After this incident Seraphim spent a thousand successive nights on a rock in continuous prayer with his arms raised to the sky, an almost super-human feat of asceticism, especially considering the pain he was already in from his injuries.

In 1815, in obedience to a spiritual experience that he attributed to the Virgin Mary, he began admitting pilgrims to his hermitage as a Confessor. Seraphim soon became immensely popular due to his apparent healing powers and clairvoyance. He was often visited by hundreds of pilgrims per day, and was reputed to have the ability to answer his guests' questions before they could ask.

As extraordinarily harsh as the Saint often was to himself, he was kind and gentle toward others—always greeting his guests with a prostration, a kiss, and exclaiming, "Christ is risen!" He died while kneeling before an icon of the Theotokos at the age of seventy-three.


In 1903, Venerable Seraphim of Sarov was glorified (canonized as a saint) by the Russian Orthodox Church. As part of this process, on 3 July 1903 the saint's relics were translated (removed) from their original burial place to the church of Ss. Zosimus and Sabbatius, where they had remained until the day of the glorification. Tsar Nicholas II and Tsarina Alexandra provided a new cypress coffin to receive the relics.

On 18 July Metropolitan Anthony officiated at the Last Pannikhida (Memorial Service) in the Dormition Cathedral at Sarov, with the royal family in attendace. These would be the last prayers offered for him as a departed servant of God; from that time forward, prayers would be addressed to him as a saint.
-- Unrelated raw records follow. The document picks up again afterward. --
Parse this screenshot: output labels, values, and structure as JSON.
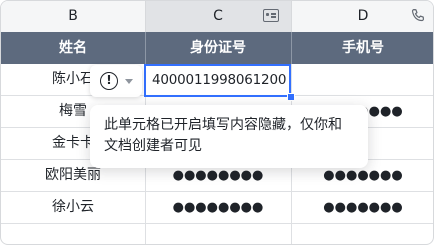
{
  "columns": {
    "b": "B",
    "c": "C",
    "d": "D",
    "c_icon": "id-card-icon",
    "d_icon": "phone-icon"
  },
  "headers": {
    "name": "姓名",
    "id_number": "身份证号",
    "phone": "手机号"
  },
  "rows": [
    {
      "name": "陈小石",
      "id_number": "4000011998061200",
      "phone": ""
    },
    {
      "name": "梅雪",
      "id_number": "",
      "phone": "●●●●●●●"
    },
    {
      "name": "金卡卡",
      "id_number": "",
      "phone": ""
    },
    {
      "name": "欧阳美丽",
      "id_number": "●●●●●●●●",
      "phone": "●●●●●●●"
    },
    {
      "name": "徐小云",
      "id_number": "●●●●●●●●",
      "phone": "●●●●●●●"
    },
    {
      "name": "",
      "id_number": "",
      "phone": ""
    }
  ],
  "alert": {
    "icon": "!",
    "icon_name": "exclamation-circle-icon"
  },
  "tooltip": {
    "line1": "此单元格已开启填写内容隐藏，仅你和",
    "line2": "文档创建者可见"
  },
  "colors": {
    "header_bg": "#5d6a7e",
    "selection": "#3370ff"
  }
}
At 6:00 p.m. the bells rang for All-Night Vigil, the first service with hymns honoring Seraphim as a saint, and during which his relics would be exposed for public veneration. This occasion is celebrated to this day as the feast day of the Uncovering of the Relics of St. Seraphim. Since in Orthodox liturgical practice the day begins at sunset, the feast is celebrated on 19 July (the Russian Orthodox Church follows the traditional Julian Calendar, so 19 July corresponds to 1 August on the modern Gregorian Calendar). At the time of the Litia during Vespers, the saint's coffin was carried from the church of Sts Zosimus and Sabbatius and into the Dormition Cathedral. During Matins, as the Polyeleos "Praise ye the Name of the Lord..." was sung, the coffin was opened. After the Matins Gospel, Metropolitan Anthony and the other hierarchs venerated the relics. They were followed by the royal family, the officiating clergy, and all the people in the cathedral.

On 19 July, the saint's birthday, the late Liturgy began at 8 o'clock. At the Little Entrance, twelve Archimandrites lifted the coffin from the middle of the church, carried it around the Holy Table (altar), then placed it into a special shrine which had been constructed for them.
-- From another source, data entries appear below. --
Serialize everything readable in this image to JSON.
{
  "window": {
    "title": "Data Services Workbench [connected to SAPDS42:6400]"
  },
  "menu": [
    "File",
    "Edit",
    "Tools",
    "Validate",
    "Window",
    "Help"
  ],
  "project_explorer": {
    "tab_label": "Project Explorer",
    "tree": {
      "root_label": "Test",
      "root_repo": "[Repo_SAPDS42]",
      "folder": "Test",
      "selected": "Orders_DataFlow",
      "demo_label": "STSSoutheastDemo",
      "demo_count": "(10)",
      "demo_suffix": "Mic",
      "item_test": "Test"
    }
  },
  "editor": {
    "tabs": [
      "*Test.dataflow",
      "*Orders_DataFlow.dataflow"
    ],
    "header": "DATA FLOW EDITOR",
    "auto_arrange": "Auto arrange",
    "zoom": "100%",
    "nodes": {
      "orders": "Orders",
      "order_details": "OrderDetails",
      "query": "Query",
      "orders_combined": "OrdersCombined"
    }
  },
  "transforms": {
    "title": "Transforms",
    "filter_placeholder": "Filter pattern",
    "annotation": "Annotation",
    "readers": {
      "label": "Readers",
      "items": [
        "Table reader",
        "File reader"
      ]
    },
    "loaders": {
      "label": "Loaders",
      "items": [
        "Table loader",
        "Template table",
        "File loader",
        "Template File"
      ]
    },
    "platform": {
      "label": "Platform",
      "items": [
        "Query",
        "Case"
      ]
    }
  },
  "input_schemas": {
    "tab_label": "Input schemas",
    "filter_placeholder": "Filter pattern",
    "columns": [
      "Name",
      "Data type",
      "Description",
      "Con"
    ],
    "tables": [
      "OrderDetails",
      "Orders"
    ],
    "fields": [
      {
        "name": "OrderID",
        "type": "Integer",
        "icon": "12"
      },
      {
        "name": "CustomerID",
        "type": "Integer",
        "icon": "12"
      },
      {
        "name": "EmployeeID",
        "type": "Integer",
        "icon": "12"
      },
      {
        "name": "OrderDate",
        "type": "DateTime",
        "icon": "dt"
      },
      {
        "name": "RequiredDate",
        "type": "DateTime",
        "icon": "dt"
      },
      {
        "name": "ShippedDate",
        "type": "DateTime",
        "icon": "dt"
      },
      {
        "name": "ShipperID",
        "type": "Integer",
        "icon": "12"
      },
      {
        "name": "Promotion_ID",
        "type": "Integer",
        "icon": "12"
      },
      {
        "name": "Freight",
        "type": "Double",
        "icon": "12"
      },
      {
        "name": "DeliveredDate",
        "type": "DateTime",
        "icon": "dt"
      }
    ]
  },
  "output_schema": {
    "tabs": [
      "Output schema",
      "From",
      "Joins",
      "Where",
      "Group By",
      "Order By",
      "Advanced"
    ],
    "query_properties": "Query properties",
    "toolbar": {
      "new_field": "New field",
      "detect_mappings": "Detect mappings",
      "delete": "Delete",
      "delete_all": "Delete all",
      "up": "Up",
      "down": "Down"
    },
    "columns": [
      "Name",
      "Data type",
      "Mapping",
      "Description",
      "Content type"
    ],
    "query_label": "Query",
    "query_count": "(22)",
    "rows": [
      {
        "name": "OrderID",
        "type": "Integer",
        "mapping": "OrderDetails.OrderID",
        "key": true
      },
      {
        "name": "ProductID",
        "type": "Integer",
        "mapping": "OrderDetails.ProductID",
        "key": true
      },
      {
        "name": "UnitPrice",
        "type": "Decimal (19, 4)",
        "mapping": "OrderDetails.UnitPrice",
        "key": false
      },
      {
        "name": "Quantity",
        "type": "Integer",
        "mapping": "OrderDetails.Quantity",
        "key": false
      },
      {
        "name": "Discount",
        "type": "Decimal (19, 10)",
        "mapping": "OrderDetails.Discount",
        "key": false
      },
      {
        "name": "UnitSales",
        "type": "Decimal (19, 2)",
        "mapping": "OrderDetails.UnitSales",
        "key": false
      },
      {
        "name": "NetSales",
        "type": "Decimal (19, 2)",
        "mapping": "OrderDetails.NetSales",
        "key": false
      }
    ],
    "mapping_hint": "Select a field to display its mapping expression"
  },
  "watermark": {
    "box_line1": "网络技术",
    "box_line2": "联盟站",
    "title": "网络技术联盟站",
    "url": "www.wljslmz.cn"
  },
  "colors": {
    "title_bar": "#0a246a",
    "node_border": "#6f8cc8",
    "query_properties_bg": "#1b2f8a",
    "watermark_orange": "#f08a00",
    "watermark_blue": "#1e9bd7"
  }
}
The festivities at Sarov came to an end with the consecration of the first two churches dedicated to St. Seraphim. The first such church had been constructed over his monastic cell in the wilderness of Sarov. The second church was consecrated on 22 July at the Diveyevo convent.

Following the Bolshevik Revolution the Soviet authorities severely persecuted all religious groups. As part of their persecution of Christians, they confiscated many relics of the saints, including St. Seraphim, and the whereabouts of his relics became forgotten. In 1991, St. Seraphim's relics were rediscovered after being hidden in a Soviet anti-religious museum for seventy years. This caused a sensation in post-Soviet Russia, and indeed throughout the Orthodox world. A crucession (religious procession) formed to escort the relics, on foot, all the way from Moscow to Diveyevo Convent, where they remain to this day.

See also


  1. Melkite Greek Catholic Church Information Center, "Saint Gregory Palamas" Pope John Paul II
  2. Pope John Paul II, Crossing the Threshold of Hope, (Knopf, 1995), ISBN 978-0679765615, page 18.

External links

ka:სერაფიმ საროველი lt:Šv. Serafimas iš Sarovo ja:サロフのセラフィム no:Serafim av Sarov pt:Serafin de Sarov ro:Serafim de Sarov ru:Серафим Саровский sr:Серафим Саровски fi:Serafim Sarovilainen sv:Serafim av Sarov uk:Серафим Саровський